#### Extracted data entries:
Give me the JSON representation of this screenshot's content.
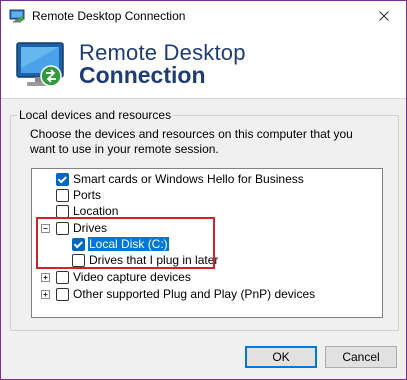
{
  "window": {
    "title": "Remote Desktop Connection",
    "icon": "rdc-icon",
    "close_glyph": "✕"
  },
  "banner": {
    "line1": "Remote Desktop",
    "line2": "Connection",
    "icon": "rdc-large-icon"
  },
  "group": {
    "label": "Local devices and resources",
    "description": "Choose the devices and resources on this computer that you want to use in your remote session."
  },
  "tree": {
    "items": [
      {
        "label": "Smart cards or Windows Hello for Business",
        "checked": true
      },
      {
        "label": "Ports",
        "checked": false
      },
      {
        "label": "Location",
        "checked": false
      },
      {
        "label": "Drives",
        "checked": false,
        "expanded": true,
        "expander": "⊟"
      },
      {
        "label": "Local Disk (C:)",
        "checked": true,
        "selected": true
      },
      {
        "label": "Drives that I plug in later",
        "checked": false
      },
      {
        "label": "Video capture devices",
        "checked": false,
        "expander": "⊞"
      },
      {
        "label": "Other supported Plug and Play (PnP) devices",
        "checked": false,
        "expander": "⊞"
      }
    ]
  },
  "buttons": {
    "ok": "OK",
    "cancel": "Cancel"
  },
  "colors": {
    "accent": "#0078d7",
    "banner_text": "#1f3d73",
    "highlight": "#d81f2a",
    "window_border": "#7a2e9a"
  }
}
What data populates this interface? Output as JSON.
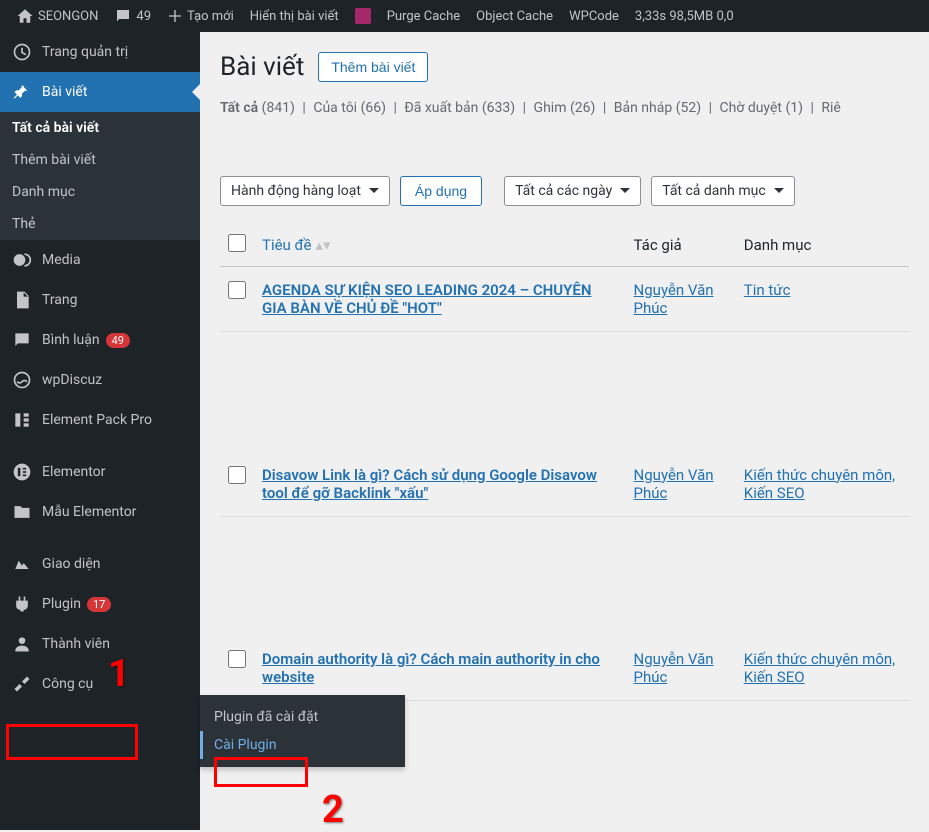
{
  "adminBar": {
    "siteName": "SEONGON",
    "commentCount": "49",
    "newLabel": "Tạo mới",
    "viewPost": "Hiển thị bài viết",
    "purgeCache": "Purge Cache",
    "objectCache": "Object Cache",
    "wpcode": "WPCode",
    "perf": "3,33s 98,5MB 0,0"
  },
  "sidebar": {
    "dashboard": "Trang quản trị",
    "posts": "Bài viết",
    "postsSubmenu": {
      "all": "Tất cả bài viết",
      "add": "Thêm bài viết",
      "categories": "Danh mục",
      "tags": "Thẻ"
    },
    "media": "Media",
    "pages": "Trang",
    "comments": "Bình luận",
    "commentsCount": "49",
    "wpdiscuz": "wpDiscuz",
    "elementPack": "Element Pack Pro",
    "elementor": "Elementor",
    "elementorTemplates": "Mẫu Elementor",
    "appearance": "Giao diện",
    "plugins": "Plugin",
    "pluginsCount": "17",
    "users": "Thành viên",
    "tools": "Công cụ"
  },
  "flyout": {
    "installed": "Plugin đã cài đặt",
    "addNew": "Cài Plugin"
  },
  "annotations": {
    "one": "1",
    "two": "2"
  },
  "page": {
    "title": "Bài viết",
    "addNew": "Thêm bài viết"
  },
  "filters": {
    "all": "Tất cả",
    "allCount": "(841)",
    "mine": "Của tôi",
    "mineCount": "(66)",
    "published": "Đã xuất bản",
    "publishedCount": "(633)",
    "sticky": "Ghim",
    "stickyCount": "(26)",
    "draft": "Bản nháp",
    "draftCount": "(52)",
    "pending": "Chờ duyệt",
    "pendingCount": "(1)",
    "more": "Riê"
  },
  "tablenav": {
    "bulk": "Hành động hàng loạt",
    "apply": "Áp dụng",
    "dates": "Tất cả các ngày",
    "cats": "Tất cả danh mục"
  },
  "table": {
    "cols": {
      "title": "Tiêu đề",
      "author": "Tác giả",
      "category": "Danh mục"
    },
    "rows": [
      {
        "title": "AGENDA SỰ KIỆN SEO LEADING 2024 – CHUYÊN GIA BÀN VỀ CHỦ ĐỀ \"HOT\"",
        "author": "Nguyễn Văn Phúc",
        "category": "Tin tức"
      },
      {
        "title": "Disavow Link là gì? Cách sử dụng Google Disavow tool để gỡ Backlink \"xấu\"",
        "author": "Nguyễn Văn Phúc",
        "category": "Kiến thức chuyên môn, Kiến SEO"
      },
      {
        "title": "Domain authority là gì? Cách main authority in cho website",
        "author": "Nguyễn Văn Phúc",
        "category": "Kiến thức chuyên môn, Kiến SEO"
      }
    ]
  }
}
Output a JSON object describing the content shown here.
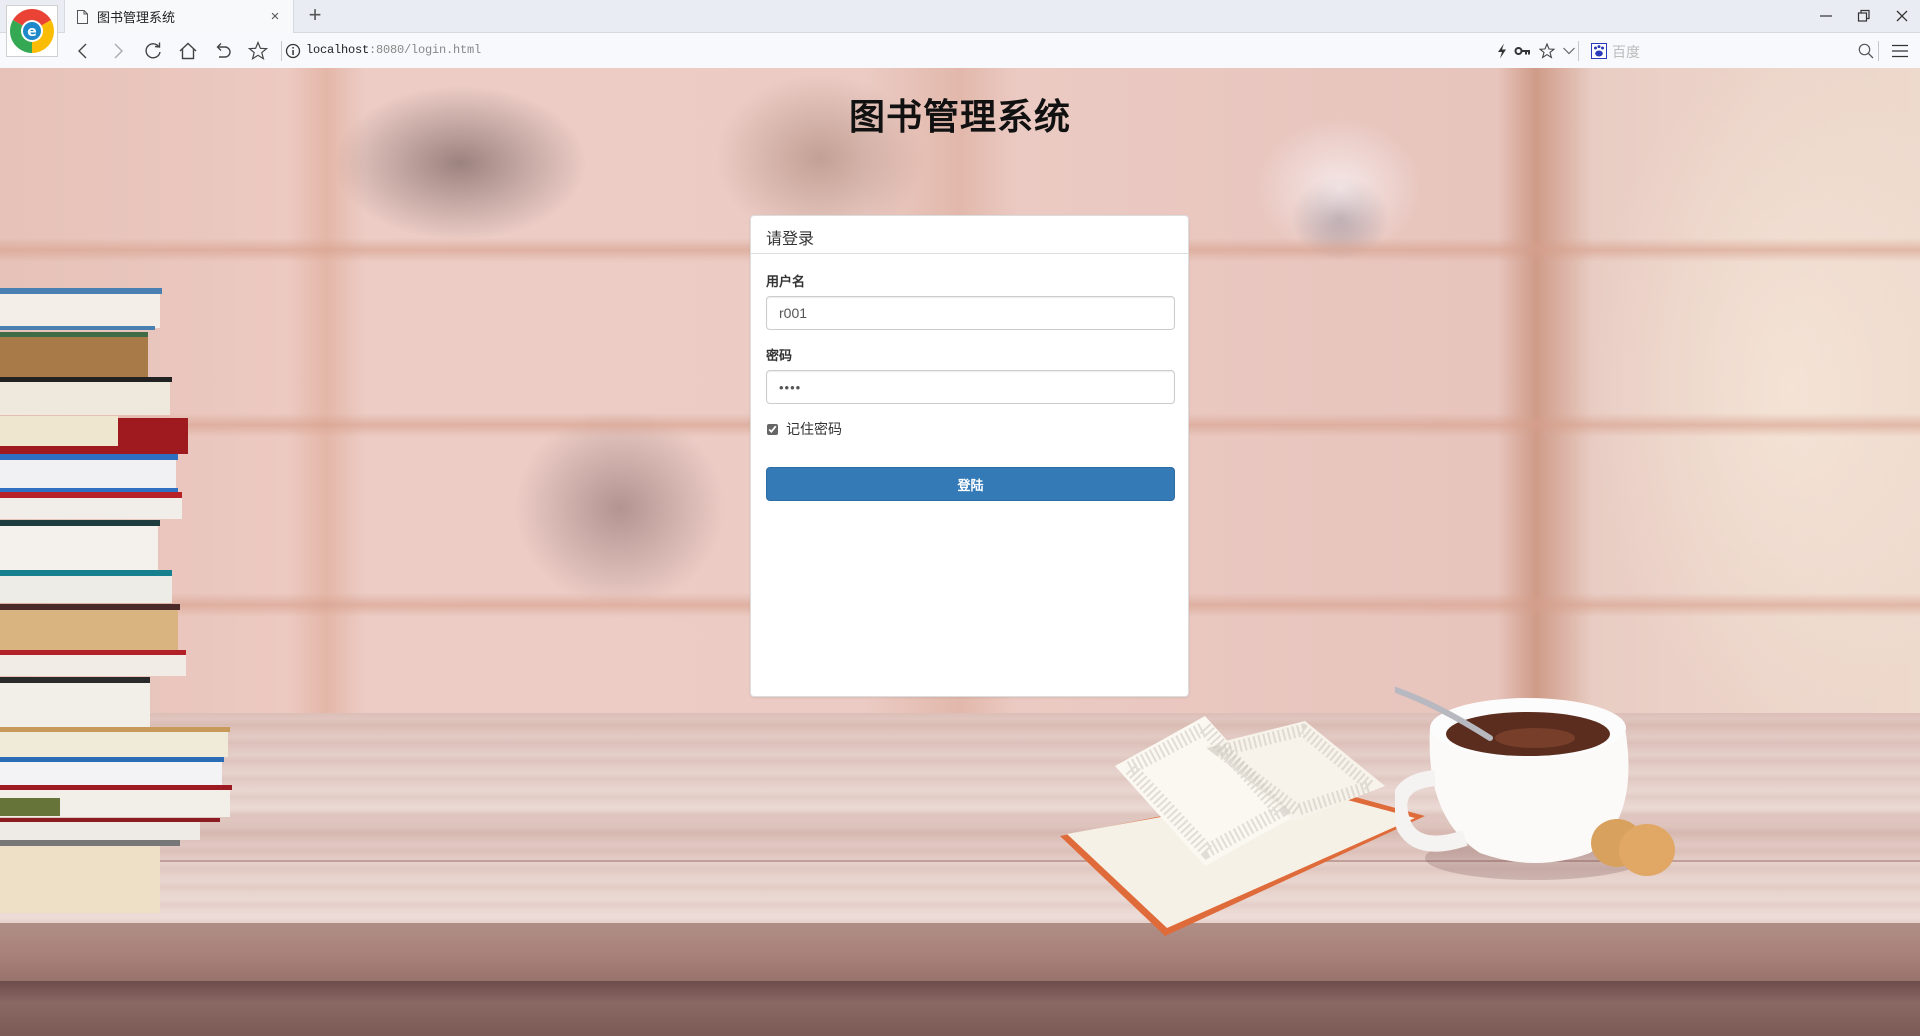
{
  "browser": {
    "tab_title": "图书管理系统",
    "new_tab_label": "+",
    "tab_close_label": "×",
    "url_host": "localhost",
    "url_rest": ":8080/login.html",
    "search_engine_placeholder": "百度",
    "icons": [
      "browser-logo",
      "back",
      "forward",
      "reload",
      "home",
      "undo",
      "bookmark-star",
      "site-info",
      "bolt",
      "key",
      "favorite-star",
      "chevron-down",
      "baidu-paw",
      "search",
      "menu",
      "minimize",
      "restore",
      "close"
    ]
  },
  "page": {
    "app_title": "图书管理系统",
    "login_panel": {
      "heading": "请登录",
      "username_label": "用户名",
      "username_value": "r001",
      "password_label": "密码",
      "password_value": "••••",
      "remember_label": "记住密码",
      "remember_checked": true,
      "submit_label": "登陆"
    }
  },
  "colors": {
    "primary_button": "#337ab7",
    "tab_bar": "#e9ecf3",
    "address_bar": "#f8f9fc"
  }
}
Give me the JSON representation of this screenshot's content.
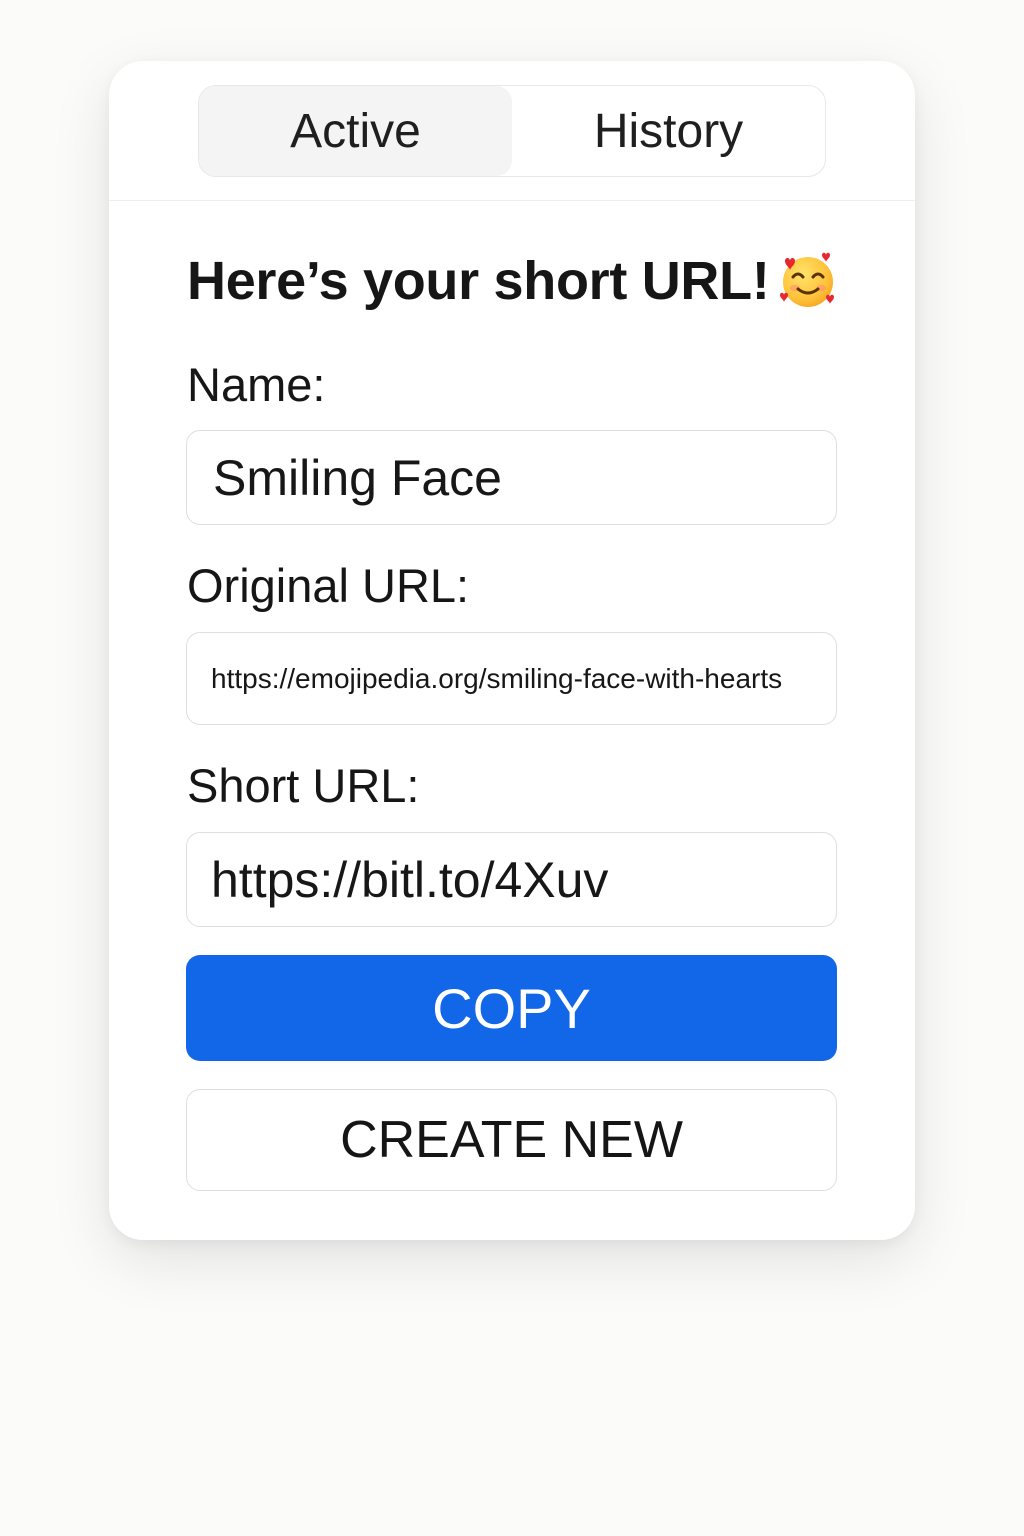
{
  "tabs": [
    {
      "label": "Active",
      "active": true
    },
    {
      "label": "History",
      "active": false
    }
  ],
  "heading": {
    "text": "Here’s your short URL!",
    "emoji_icon": "smiling-face-with-hearts-icon"
  },
  "form": {
    "name_label": "Name:",
    "name_value": "Smiling Face",
    "original_label": "Original URL:",
    "original_value": "https://emojipedia.org/smiling-face-with-hearts",
    "short_label": "Short URL:",
    "short_value": "https://bitl.to/4Xuv"
  },
  "actions": {
    "copy_label": "COPY",
    "create_label": "CREATE NEW"
  },
  "colors": {
    "accent": "#1267e8",
    "background": "#fbfbfa",
    "card": "#ffffff",
    "border": "#dedede"
  }
}
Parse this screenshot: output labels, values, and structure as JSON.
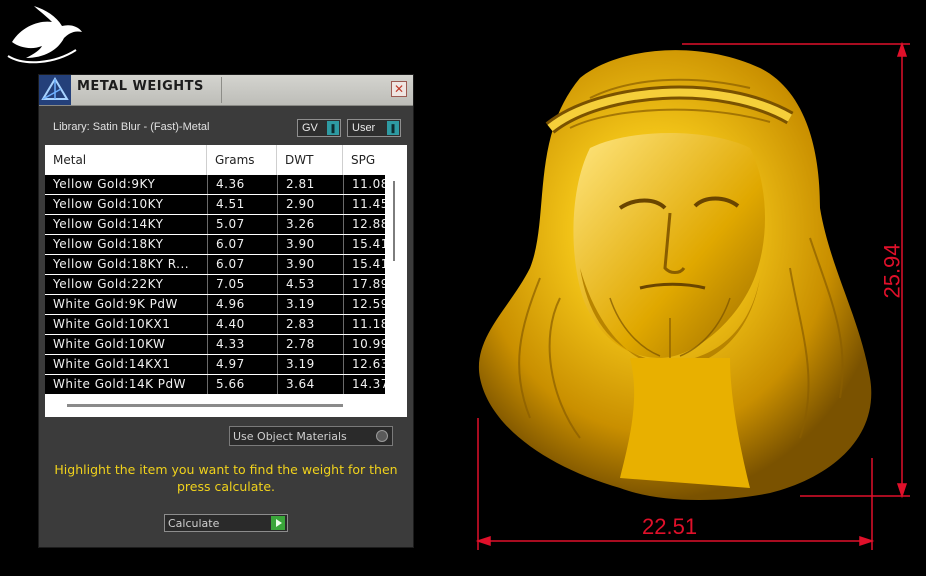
{
  "panel": {
    "title": "METAL WEIGHTS",
    "close_glyph": "✕",
    "library_label": "Library: Satin Blur - (Fast)-Metal",
    "gv_select": "GV",
    "user_select": "User",
    "columns": [
      "Metal",
      "Grams",
      "DWT",
      "SPG"
    ],
    "rows": [
      {
        "metal": "Yellow Gold:9KY",
        "grams": "4.36",
        "dwt": "2.81",
        "spg": "11.08"
      },
      {
        "metal": "Yellow Gold:10KY",
        "grams": "4.51",
        "dwt": "2.90",
        "spg": "11.45"
      },
      {
        "metal": "Yellow Gold:14KY",
        "grams": "5.07",
        "dwt": "3.26",
        "spg": "12.88"
      },
      {
        "metal": "Yellow Gold:18KY",
        "grams": "6.07",
        "dwt": "3.90",
        "spg": "15.41"
      },
      {
        "metal": "Yellow Gold:18KY R...",
        "grams": "6.07",
        "dwt": "3.90",
        "spg": "15.41"
      },
      {
        "metal": "Yellow Gold:22KY",
        "grams": "7.05",
        "dwt": "4.53",
        "spg": "17.89"
      },
      {
        "metal": "White Gold:9K PdW",
        "grams": "4.96",
        "dwt": "3.19",
        "spg": "12.59"
      },
      {
        "metal": "White Gold:10KX1",
        "grams": "4.40",
        "dwt": "2.83",
        "spg": "11.18"
      },
      {
        "metal": "White Gold:10KW",
        "grams": "4.33",
        "dwt": "2.78",
        "spg": "10.99"
      },
      {
        "metal": "White Gold:14KX1",
        "grams": "4.97",
        "dwt": "3.19",
        "spg": "12.63"
      },
      {
        "metal": "White Gold:14K PdW",
        "grams": "5.66",
        "dwt": "3.64",
        "spg": "14.37"
      }
    ],
    "use_object_materials": "Use Object Materials",
    "instructions": "Highlight the item you want to find the weight for then press calculate.",
    "calculate_label": "Calculate"
  },
  "render": {
    "width_dimension": "22.51",
    "height_dimension": "25.94"
  },
  "colors": {
    "panel_bg": "#3b3b3b",
    "instruction_text": "#f0d21c",
    "dimension_lines": "#e0102a",
    "gold": "#e6b400"
  },
  "icons": {
    "logo": "white-dove-logo-icon",
    "app": "triangle-app-icon",
    "close": "close-icon",
    "dropdown": "dropdown-arrow-icon",
    "calculate": "play-icon"
  }
}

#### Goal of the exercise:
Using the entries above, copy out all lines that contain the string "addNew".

#### Final answer:
    "addNew": "Cài Plugin"
    "addNew": "Thêm bài viết"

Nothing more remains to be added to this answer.